When do side effects occur?
You may notice side effects when you:
- start taking a medicine
- have been taking a medicine for a while
- have a change in the dose of a medicine
- stop taking the medicine.
If you notice a new symptom that starts within hours or days of taking a new medicine, it could be that the medicine is the cause. If you have a symptom months later it could be caused by something else, but some medicines do have delayed side effects that can happen later.
Will taking different medicines together cause side effects?
Taking some medicines together may cause side effects, or make them worse. This is called an interaction.
Interactions can happen with any medicines, including over-the-counter medicines, vitamin and mineral supplements, herbal or natural remedies and even food or alcohol.
Before you take a new medicine or supplement, always ask your pharmacist about interactions with other medicines you are taking.
How can side effects be prevented?
Some side effects can be avoided by following specific instructions for that medicine. For example, this may include:
- starting with a low dose and increasing that dose gradually over time
- taking the medicine with meals
- taking the medicine on an empty stomach
- taking the medicine at a particular time of the day
- staying out of the sun.
The label on your medicine has important information including how much to take, how often to take the medicine and other special instructions. Learn more about medicine labels.
Questions to ask about side effects
Knowing whether side effects can be managed may help you when deciding whether to start new medicines. When you're finding out about side effects, remember to weigh these up against the benefits of the medicine when you make any choices about treatment.

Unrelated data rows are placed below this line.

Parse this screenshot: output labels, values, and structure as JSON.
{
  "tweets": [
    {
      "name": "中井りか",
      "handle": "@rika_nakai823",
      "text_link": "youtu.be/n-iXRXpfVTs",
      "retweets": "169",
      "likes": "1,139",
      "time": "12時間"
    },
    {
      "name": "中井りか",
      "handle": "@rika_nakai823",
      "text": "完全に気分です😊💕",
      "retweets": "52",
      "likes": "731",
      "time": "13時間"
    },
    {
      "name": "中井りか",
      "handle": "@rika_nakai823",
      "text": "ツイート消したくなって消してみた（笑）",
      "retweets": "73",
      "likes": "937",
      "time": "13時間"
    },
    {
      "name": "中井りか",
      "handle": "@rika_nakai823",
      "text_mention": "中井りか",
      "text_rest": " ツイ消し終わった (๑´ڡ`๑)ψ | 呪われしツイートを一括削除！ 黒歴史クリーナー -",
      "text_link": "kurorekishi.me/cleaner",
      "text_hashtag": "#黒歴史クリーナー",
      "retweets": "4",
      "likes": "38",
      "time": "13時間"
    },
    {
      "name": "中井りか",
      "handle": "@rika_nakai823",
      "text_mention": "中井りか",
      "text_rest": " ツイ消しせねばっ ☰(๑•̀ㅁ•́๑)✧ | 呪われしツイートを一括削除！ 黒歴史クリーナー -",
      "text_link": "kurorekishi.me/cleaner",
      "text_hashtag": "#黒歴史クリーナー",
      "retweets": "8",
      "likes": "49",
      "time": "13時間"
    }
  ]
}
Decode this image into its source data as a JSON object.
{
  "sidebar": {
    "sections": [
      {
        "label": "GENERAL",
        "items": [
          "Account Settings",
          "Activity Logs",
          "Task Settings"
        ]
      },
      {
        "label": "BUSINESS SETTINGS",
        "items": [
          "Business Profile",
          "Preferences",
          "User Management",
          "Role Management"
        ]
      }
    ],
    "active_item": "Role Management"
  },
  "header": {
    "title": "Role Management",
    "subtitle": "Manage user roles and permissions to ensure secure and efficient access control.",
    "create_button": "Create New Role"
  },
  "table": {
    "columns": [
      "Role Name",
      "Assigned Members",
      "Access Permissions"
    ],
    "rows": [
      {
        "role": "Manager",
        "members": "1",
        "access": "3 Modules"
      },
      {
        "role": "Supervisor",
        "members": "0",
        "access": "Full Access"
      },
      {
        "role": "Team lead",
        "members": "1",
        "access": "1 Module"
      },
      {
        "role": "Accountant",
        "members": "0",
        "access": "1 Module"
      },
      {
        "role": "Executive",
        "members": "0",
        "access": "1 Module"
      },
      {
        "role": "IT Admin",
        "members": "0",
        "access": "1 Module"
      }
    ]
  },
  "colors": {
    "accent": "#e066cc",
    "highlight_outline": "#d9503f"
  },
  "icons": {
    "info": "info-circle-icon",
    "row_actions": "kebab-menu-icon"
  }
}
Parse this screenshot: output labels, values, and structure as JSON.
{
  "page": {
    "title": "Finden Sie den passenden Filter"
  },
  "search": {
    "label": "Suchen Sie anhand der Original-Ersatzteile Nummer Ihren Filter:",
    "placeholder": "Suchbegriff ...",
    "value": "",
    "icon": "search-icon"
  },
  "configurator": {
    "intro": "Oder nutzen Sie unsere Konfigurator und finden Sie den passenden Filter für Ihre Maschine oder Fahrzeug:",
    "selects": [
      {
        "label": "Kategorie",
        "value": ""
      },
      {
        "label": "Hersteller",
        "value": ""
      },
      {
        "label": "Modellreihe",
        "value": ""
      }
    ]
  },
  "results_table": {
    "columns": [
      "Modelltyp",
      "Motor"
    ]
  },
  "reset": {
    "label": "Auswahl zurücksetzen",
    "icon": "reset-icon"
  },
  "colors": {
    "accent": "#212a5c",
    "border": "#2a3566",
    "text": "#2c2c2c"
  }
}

When finding out about side effects, important questions to ask your healthcare provider are:
- What are the possible side effects?
- How common are the side effects?
- Are there any serious side effects and how likely are these?
- Can I do anything to avoid or reduce the side effects?
- Will the side effect get better with time?
- What should I do if I am worried about a side effect?
Always discuss any side effects with your healthcare provider. If there are any side effects you're having trouble managing, there may be things your healthcare provider can suggest, such as reducing the dose of your medicine or trying another treatment.
Beware of unreliable information
Although you might be interested to hear about other people’s experiences with a medicine, remember that not everyone who takes the same medicine will have side effects, or have the same side effects. This is particularly important if you are searching online about your medicines. Remember that many online discussions about medicines and side effects are unreliable and may not apply to you. The best person to talk to is your healthcare provider.
What can I do if I experience a side effect?
If you are having trouble with side effects of a medicine, talk to your healthcare provider about it. There may be other ways to take the medicine or even other medicines that might suit you better.
Some side effects, eg, nausea (feeling sick), get better with time – some medicines make you nauseous for the first few days or even weeks, but the nausea then goes away. Other side effects don't go away, or don't occur straight away.
|Actions to take if you are experiencing a side effect|
How can I report side effects?
If you think your medicine has caused a side effect, talk to your doctor. They may be able to lower your dose or change the medicine. Don't suddenly stop taking your medicine unless your doctor tells you to.
It's important to let your doctor, pharmacist or nurse know about your side effects. Reporting side effects helps protect everyone's health.
You can also report side effects yourself through the Centre for Adverse Reactions Monitoring (CARM). CARM accepts reports from consumers but will try to involve the doctor, nurse or pharmacist to make sure they are aware of the reaction.
CARM can be contacted through:
Medicine and side effects NPS MedicineWise, Australia
- Adverse reactions to medicines Medsafe, NZ, 2019
- Medication side effects – how likely are they to occur? Sussex Partnership, NHS, UK
- Understanding the frequency and severity of side effects: linguistic, numeric, and visual representations American Association for Artificial Intelligence, US, 2006